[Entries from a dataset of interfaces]
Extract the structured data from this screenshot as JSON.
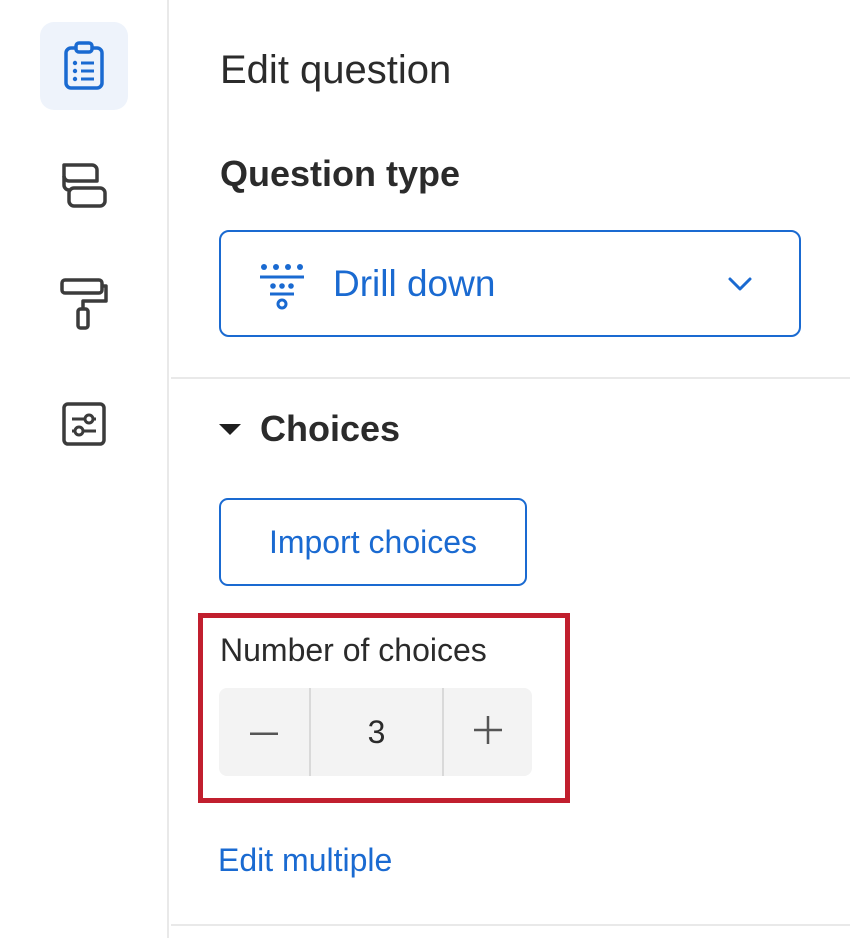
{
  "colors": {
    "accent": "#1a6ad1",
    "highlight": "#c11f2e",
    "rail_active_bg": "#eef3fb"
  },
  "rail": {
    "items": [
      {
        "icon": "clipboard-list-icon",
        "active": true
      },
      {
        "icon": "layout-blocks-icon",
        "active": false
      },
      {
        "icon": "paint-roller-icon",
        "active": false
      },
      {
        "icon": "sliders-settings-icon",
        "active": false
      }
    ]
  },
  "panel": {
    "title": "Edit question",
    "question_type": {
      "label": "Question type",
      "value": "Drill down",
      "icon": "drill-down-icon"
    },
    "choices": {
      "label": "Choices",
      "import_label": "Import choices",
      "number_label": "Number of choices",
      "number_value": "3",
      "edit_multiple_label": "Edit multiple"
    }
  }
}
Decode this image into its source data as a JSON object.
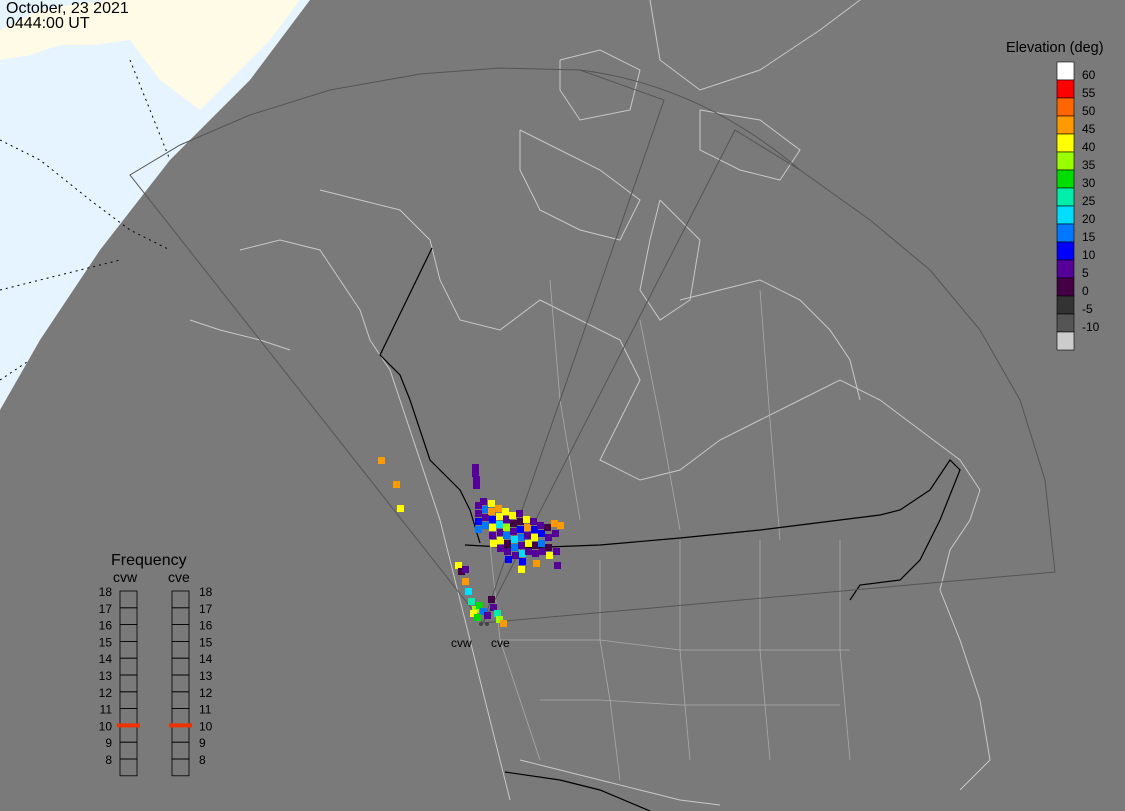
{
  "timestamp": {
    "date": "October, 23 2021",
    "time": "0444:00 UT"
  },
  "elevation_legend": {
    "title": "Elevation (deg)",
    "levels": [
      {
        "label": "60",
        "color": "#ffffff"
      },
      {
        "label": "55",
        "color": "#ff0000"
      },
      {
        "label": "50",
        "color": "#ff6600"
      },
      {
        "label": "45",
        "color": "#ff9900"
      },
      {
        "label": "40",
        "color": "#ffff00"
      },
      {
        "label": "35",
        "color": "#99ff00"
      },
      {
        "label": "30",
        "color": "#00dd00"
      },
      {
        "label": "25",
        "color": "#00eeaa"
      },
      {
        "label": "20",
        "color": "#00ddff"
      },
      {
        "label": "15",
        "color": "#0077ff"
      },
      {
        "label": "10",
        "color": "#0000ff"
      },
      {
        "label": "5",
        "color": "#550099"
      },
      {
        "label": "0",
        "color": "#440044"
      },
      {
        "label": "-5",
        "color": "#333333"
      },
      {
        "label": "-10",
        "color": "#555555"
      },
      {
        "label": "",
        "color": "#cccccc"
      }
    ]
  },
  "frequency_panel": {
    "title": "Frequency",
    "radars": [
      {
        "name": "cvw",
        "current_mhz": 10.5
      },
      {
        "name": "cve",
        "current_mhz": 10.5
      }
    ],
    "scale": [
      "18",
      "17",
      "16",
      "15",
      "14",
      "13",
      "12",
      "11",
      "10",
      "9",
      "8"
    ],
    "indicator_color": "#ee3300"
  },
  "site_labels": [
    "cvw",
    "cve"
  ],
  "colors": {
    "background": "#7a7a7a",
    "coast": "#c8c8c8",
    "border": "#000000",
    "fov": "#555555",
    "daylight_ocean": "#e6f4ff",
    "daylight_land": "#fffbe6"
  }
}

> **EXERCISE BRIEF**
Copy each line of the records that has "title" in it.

> **ANSWER BELOW**
    "title": "Edit question",
    "title": "Elevation (deg)",
    "title": "Frequency",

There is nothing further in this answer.